One after another, his four-and-a-half dozen sons came to the great city of Kabul, and the people of Kabul, seeing that the Amir Dost Mohammed Khan had summoned his sons, turned their dust-filled eyes to the dust in grief. One after another, his sons rode through the wide streets, which were crowded but silent in sorrow. They came to the great palace, and came to the bedchamber of their father, the Amir Dost Mohammed Khan. And to each he said with kindness, as he came in, that his speed had been that of one driven by the Wind of a Hundred and Twenty Days. But the great Amir lied, for each had been driven to him by love.
At the end of three days, the Amir Dost Mohammed Khan lay in his bed, and looked around at the silent crowd of his sons, and bid them count themselves. The living counted themselves, and then the dead sons, and then the sons to come, who were not yet born, whom Dost Mohammed loved best, said their names, but only to Dost Mohammed in the dark shade raised over his head. He counted them, and there were fifty-three. It seemed to Dost Mohammed that one was missing.
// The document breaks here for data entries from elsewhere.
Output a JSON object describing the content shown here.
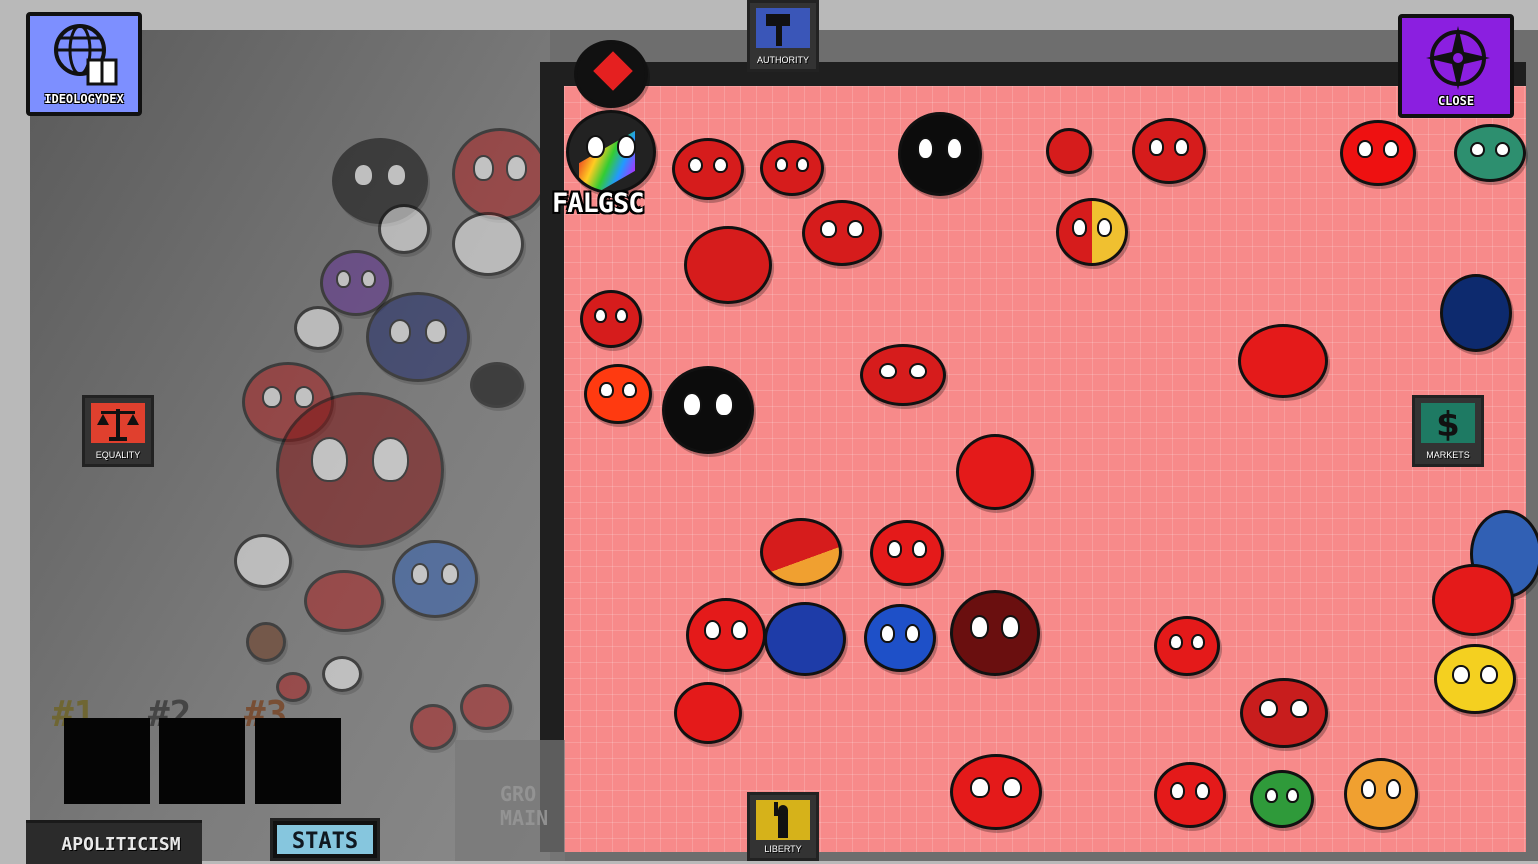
{
  "buttons": {
    "ideologydex_label": "IDEOLOGYDEX",
    "close_label": "CLOSE",
    "stats_label": "STATS"
  },
  "axes": {
    "authority": "AUTHORITY",
    "liberty": "LIBERTY",
    "equality": "EQUALITY",
    "markets": "MARKETS"
  },
  "selected_ball_label": "FALGSC",
  "comparison_slots": [
    "#1",
    "#2",
    "#3"
  ],
  "bottom_bar": {
    "current_ideology": "APOLITICISM"
  },
  "obscured_text": "GRO\nMAIN",
  "colors": {
    "compass_bg": "#f78a8a",
    "ideologydex_button": "#7d8fff",
    "close_button": "#8b1fe0",
    "equality_icon": "#e0402e",
    "markets_icon": "#1e7a63",
    "authority_icon": "#3a56b8",
    "liberty_icon": "#d6b21a",
    "stats_button": "#86c6de"
  },
  "icons": {
    "ideologydex": "globe-book-icon",
    "close": "compass-icon",
    "authority": "hammer-icon",
    "liberty": "statue-of-liberty-icon",
    "equality": "scales-icon",
    "markets": "dollar-icon"
  }
}
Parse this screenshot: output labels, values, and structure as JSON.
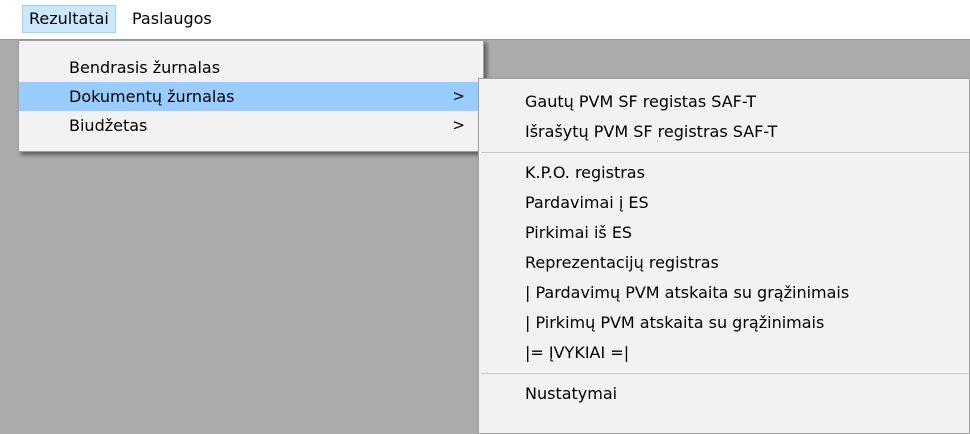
{
  "menubar": {
    "items": [
      {
        "label": "Rezultatai"
      },
      {
        "label": "Paslaugos"
      }
    ]
  },
  "main_menu": {
    "items": [
      {
        "label": "Bendrasis žurnalas",
        "has_submenu": false
      },
      {
        "label": "Dokumentų žurnalas",
        "has_submenu": true,
        "arrow": ">"
      },
      {
        "label": "Biudžetas",
        "has_submenu": true,
        "arrow": ">"
      }
    ]
  },
  "sub_menu": {
    "group1": [
      {
        "label": "Gautų PVM SF registas SAF-T"
      },
      {
        "label": "Išrašytų PVM SF registras SAF-T"
      }
    ],
    "group2": [
      {
        "label": "K.P.O. registras"
      },
      {
        "label": "Pardavimai į ES"
      },
      {
        "label": "Pirkimai iš ES"
      },
      {
        "label": "Reprezentacijų registras"
      },
      {
        "label": "| Pardavimų PVM atskaita su grąžinimais"
      },
      {
        "label": "| Pirkimų PVM atskaita su grąžinimais"
      },
      {
        "label": "|= ĮVYKIAI =|"
      }
    ],
    "group3": [
      {
        "label": "Nustatymai"
      }
    ]
  },
  "colors": {
    "background": "#ababab",
    "menu_bg": "#f2f2f2",
    "highlight": "#99cdff",
    "menubar_active": "#cce8ff"
  }
}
"Great King," the second youngest of the sons said. "Akbar is not yet here. But he must be fast approaching." Dost Mohammed nodded, and the rough cloth of his bed cover seemed to whisper a denial. "That is not so," the youngest of the sons said. "Akbar my brother has sent a message that he will not come. He has sent a message to the great King my father that he is occupied, and may not turn away from the borders of the country, to mop my father's face and hold my father's head." And the brothers looked away in shame that their father should hear the truth.
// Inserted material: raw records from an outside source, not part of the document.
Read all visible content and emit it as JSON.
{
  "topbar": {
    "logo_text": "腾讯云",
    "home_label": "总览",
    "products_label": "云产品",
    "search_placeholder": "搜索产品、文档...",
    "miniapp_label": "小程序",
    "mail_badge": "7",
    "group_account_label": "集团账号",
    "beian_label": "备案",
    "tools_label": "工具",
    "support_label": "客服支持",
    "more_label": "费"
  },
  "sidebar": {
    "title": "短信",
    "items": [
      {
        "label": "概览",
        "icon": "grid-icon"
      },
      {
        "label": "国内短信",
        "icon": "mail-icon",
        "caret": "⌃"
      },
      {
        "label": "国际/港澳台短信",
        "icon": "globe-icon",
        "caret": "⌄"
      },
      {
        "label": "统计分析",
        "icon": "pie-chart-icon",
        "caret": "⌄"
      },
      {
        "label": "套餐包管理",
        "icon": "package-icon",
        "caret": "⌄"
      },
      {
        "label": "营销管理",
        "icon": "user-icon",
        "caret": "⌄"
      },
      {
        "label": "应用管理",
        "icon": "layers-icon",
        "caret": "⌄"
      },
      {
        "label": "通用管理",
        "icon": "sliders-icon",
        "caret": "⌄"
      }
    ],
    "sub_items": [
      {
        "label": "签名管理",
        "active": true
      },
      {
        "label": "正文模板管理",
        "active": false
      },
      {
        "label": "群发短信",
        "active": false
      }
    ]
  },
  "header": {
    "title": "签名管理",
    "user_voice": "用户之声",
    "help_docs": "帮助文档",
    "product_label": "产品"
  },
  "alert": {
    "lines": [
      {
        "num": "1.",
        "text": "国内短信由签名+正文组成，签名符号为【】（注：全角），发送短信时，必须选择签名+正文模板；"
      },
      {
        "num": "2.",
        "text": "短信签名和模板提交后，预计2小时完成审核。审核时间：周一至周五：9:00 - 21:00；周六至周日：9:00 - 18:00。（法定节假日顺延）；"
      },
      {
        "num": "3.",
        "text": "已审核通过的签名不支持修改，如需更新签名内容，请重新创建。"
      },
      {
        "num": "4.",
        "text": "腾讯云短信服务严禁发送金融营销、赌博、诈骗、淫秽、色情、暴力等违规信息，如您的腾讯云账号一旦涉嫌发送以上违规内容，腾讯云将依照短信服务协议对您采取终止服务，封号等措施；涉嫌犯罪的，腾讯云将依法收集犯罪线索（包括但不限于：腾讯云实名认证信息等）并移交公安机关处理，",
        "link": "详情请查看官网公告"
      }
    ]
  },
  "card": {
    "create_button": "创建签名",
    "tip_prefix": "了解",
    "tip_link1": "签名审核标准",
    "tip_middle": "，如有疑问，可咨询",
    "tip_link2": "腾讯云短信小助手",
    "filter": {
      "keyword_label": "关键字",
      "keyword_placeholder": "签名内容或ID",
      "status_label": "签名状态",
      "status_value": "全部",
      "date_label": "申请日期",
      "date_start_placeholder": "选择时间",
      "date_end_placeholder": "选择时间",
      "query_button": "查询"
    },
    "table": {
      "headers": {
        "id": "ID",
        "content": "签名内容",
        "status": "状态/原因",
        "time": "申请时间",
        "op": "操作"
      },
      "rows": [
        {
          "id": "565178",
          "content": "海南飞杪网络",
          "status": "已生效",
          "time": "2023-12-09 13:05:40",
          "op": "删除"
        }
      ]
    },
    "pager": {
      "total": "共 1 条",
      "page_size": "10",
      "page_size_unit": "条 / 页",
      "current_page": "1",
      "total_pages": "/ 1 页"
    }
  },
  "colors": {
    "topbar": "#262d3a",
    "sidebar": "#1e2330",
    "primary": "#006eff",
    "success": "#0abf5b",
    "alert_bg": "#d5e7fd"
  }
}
But Dost Mohammed nodded, and was pleased by what the youngest of the brothers had said. "He has done right," he said, just that. He raised his head, and looked at the sons who were there, and the sons who were dead, and the sons who were not yet born, and the single son who had better things to do, and the Amir was pleased. And the sons--Afzal, and Azam, and Shams-i Jahan, and Ghulam Haidar, and Sher Ali, and Amin, and Sharif, and Akram and Wali and Faiz and Hawa and Hajira and Ahmad and Zaman and Umar and Ummat al-Mustafa and Bibi Zumurrud and Salih and Muhsin and Nur Jahan and Hasan and Husein and Wafa and Aslam and Qasim and Sher and Nek and Hashim and Sadiq and Shuaib and Rahim and Azim and Sadiq and Sarw-i Jahan and Yusuf and Azim and Habibullah and Mamlakat and Sharaf Sultan and Durr Jan and Sahib Sultan and Bibi Saira and Aisha and Bilqis and Sadiq and Rahim and Saifullah Khan Wakil and Agha and Fatima and Zainab and Banu and Mulk-i Jahan and Badr-i Jahan, youngest of the brothers (for it is written that the women who are born to a great Emperor may be considered sons, too)--the sons of the great King looked at him and saw him revive, and start to live again as he heard that everything was well with his kingdom. Glory be on the names of the sons of the Amir Dost Mohammed Khan, greatest of the Afghans, wisest of his people!